the online database of Japanese folklore



Translation: lantern fire
Alternate names: tanukibi, kōemonbi
Habitat: rural farmlands

Appearance: Chōchinbi are strange orbs of fire which appear on the footpaths separating rice paddies in rural Japanese farmlands. They appear at about the same brightness and height as a handheld paper lantern, or chōchin, which they are named after. The presence of chōchinbi signals that other yōkai may be close by.

Behavior: Chōchinbi float about in the air a few feet above the paths formed along the borders of paddies. They drift about lazily, but if a human gets too close to them they vanish. They often appear in long rows of dozens of chōchinbi one after another, resembling a string of lanterns.

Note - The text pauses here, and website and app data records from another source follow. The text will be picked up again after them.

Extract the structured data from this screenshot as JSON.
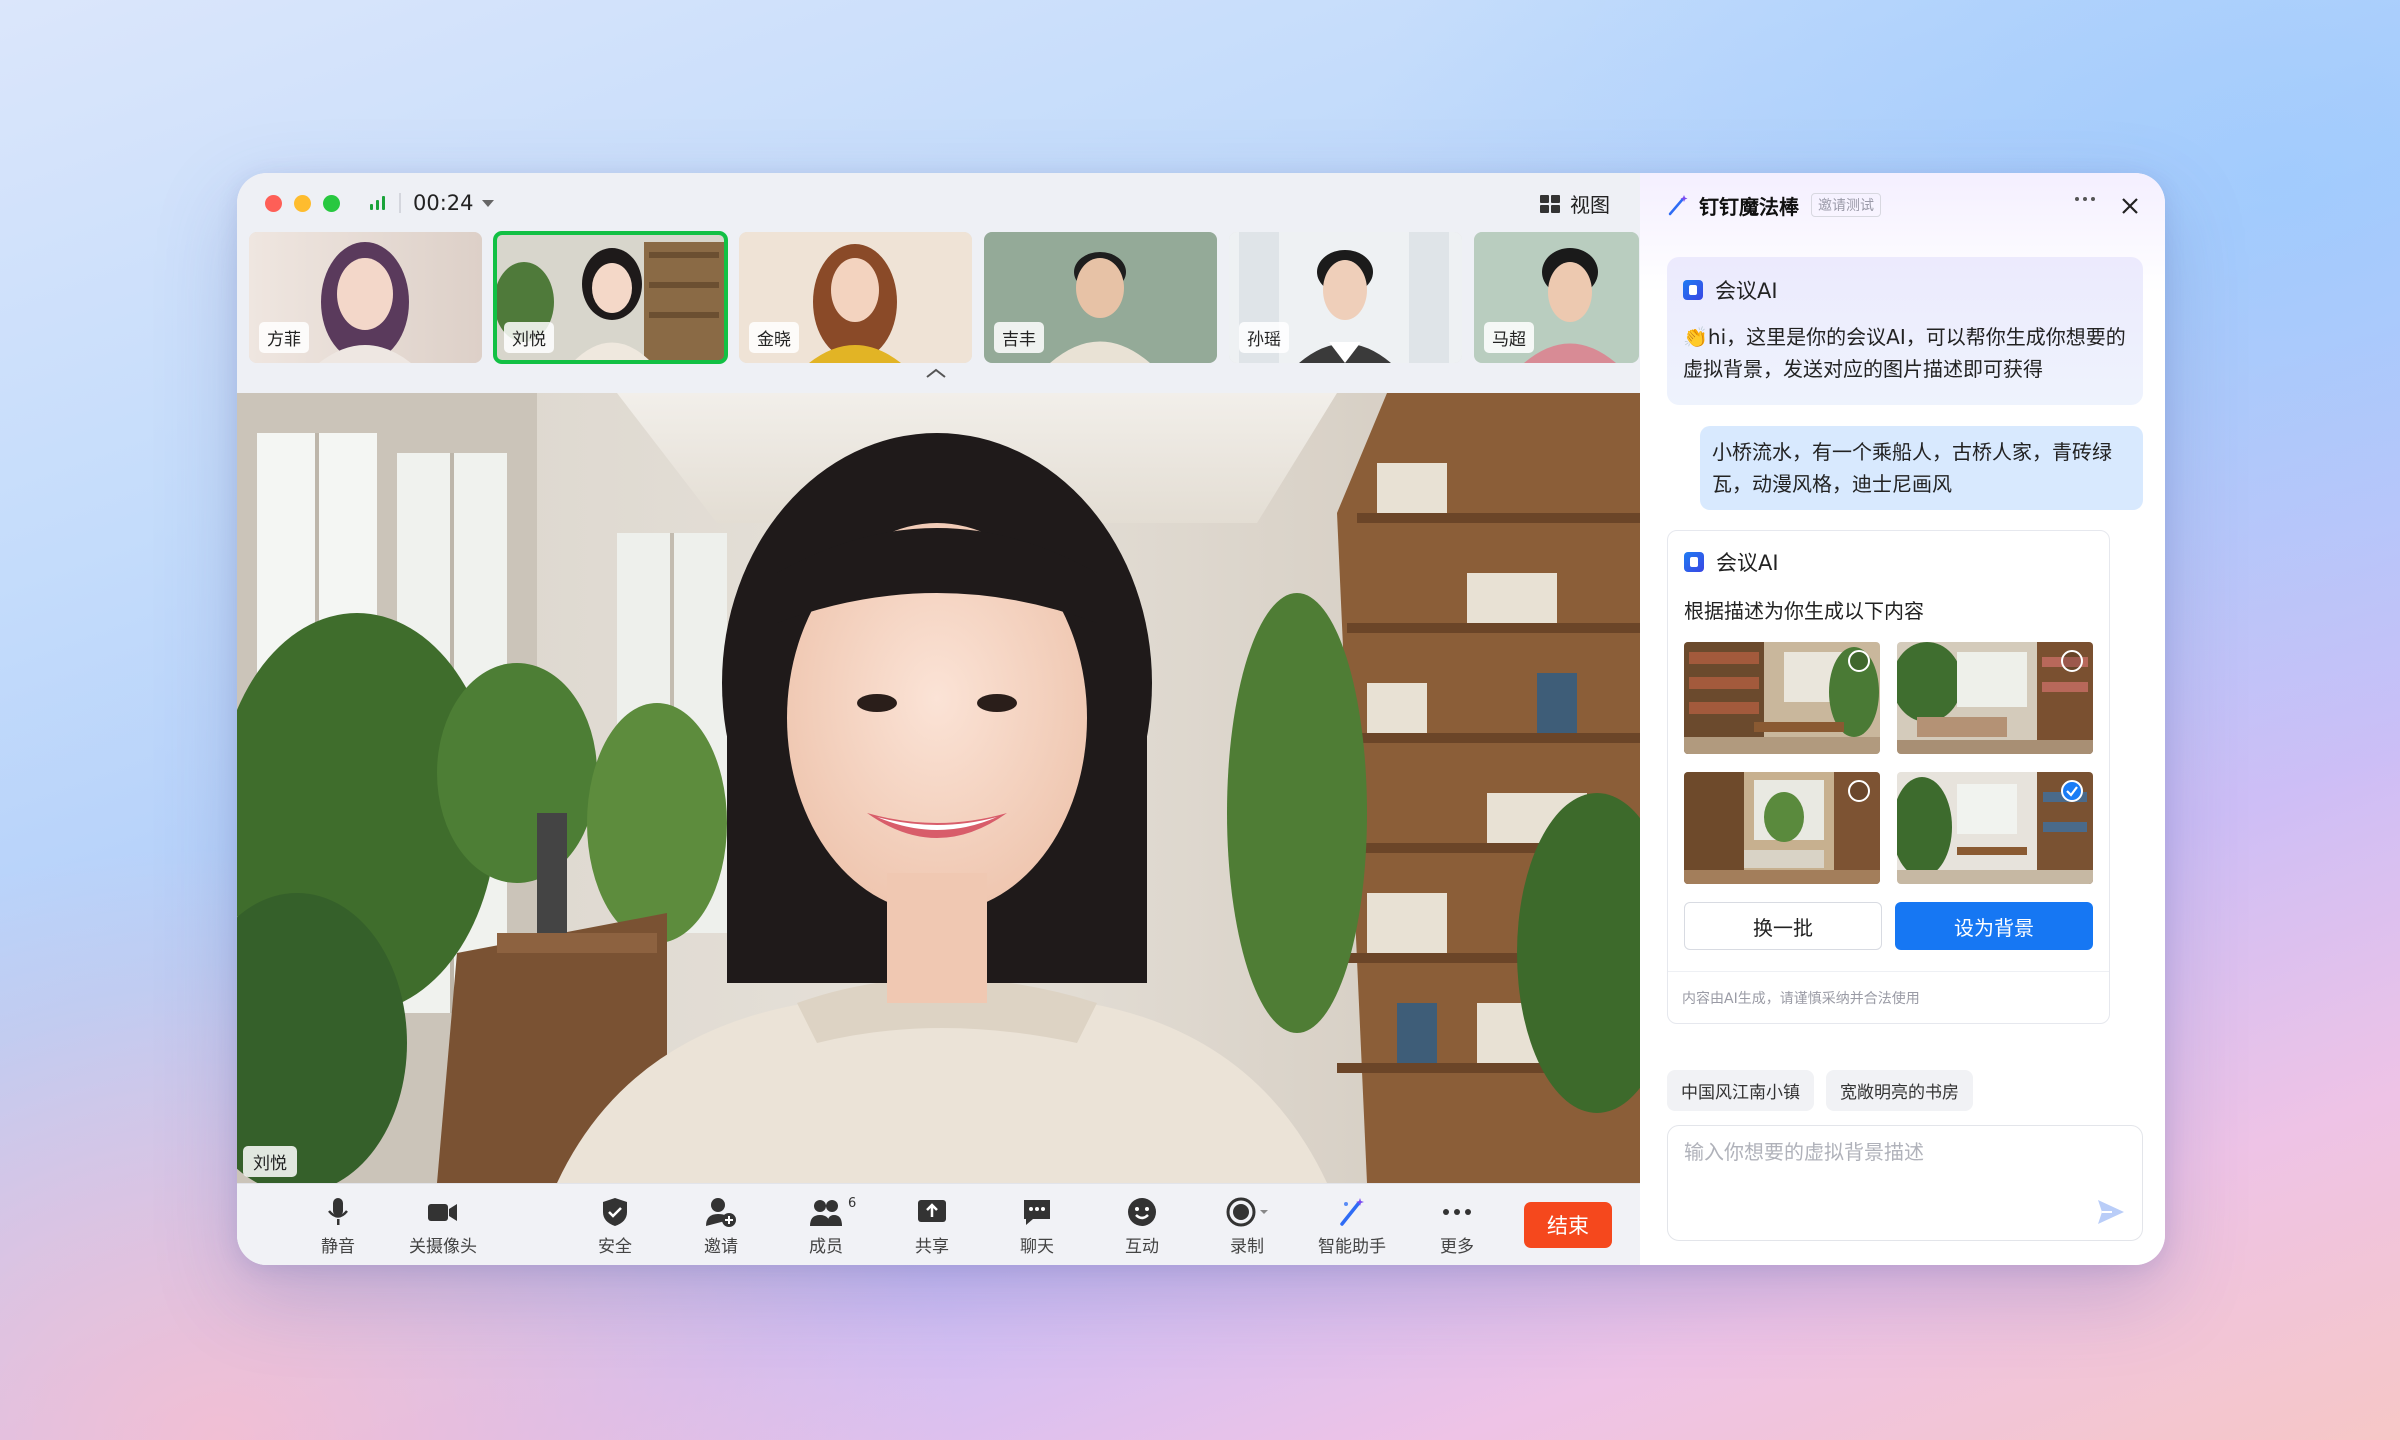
{
  "meeting": {
    "timer": "00:24",
    "view_label": "视图",
    "participants": [
      {
        "name": "方菲",
        "active": false
      },
      {
        "name": "刘悦",
        "active": true
      },
      {
        "name": "金晓",
        "active": false
      },
      {
        "name": "吉丰",
        "active": false
      },
      {
        "name": "孙瑶",
        "active": false
      },
      {
        "name": "马超",
        "active": false
      }
    ],
    "main_speaker": "刘悦",
    "toolbar": {
      "mute": "静音",
      "camera_off": "关摄像头",
      "security": "安全",
      "invite": "邀请",
      "members": "成员",
      "members_count": "6",
      "share": "共享",
      "chat": "聊天",
      "interact": "互动",
      "record": "录制",
      "assistant": "智能助手",
      "more": "更多",
      "end": "结束"
    }
  },
  "panel": {
    "title": "钉钉魔法棒",
    "tag": "邀请测试",
    "ai_name": "会议AI",
    "greeting": "👏hi，这里是你的会议AI，可以帮你生成你想要的虚拟背景，发送对应的图片描述即可获得",
    "user_message": "小桥流水，有一个乘船人，古桥人家，青砖绿瓦，动漫风格，迪士尼画风",
    "result_ai_name": "会议AI",
    "result_subtitle": "根据描述为你生成以下内容",
    "selected_image": 4,
    "refresh_button": "换一批",
    "set_bg_button": "设为背景",
    "disclaimer": "内容由AI生成，请谨慎采纳并合法使用",
    "suggestions": [
      "中国风江南小镇",
      "宽敞明亮的书房"
    ],
    "input_placeholder": "输入你想要的虚拟背景描述",
    "input_value": ""
  }
}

Origin: Chōchinbi is most frequently said to be the work of kitsune, although it is sometimes attributed to other magical animals. In many places, chōchinbi is said to be the work of tanuki. Occasionally other yōkai are said to use magical fire to light their way in the dark. While chōchinbi is more or less identical to other types of magical fireballs, its distinguishing feature is that it is used as a light source by other spirits.

Alphabetical list of yōkai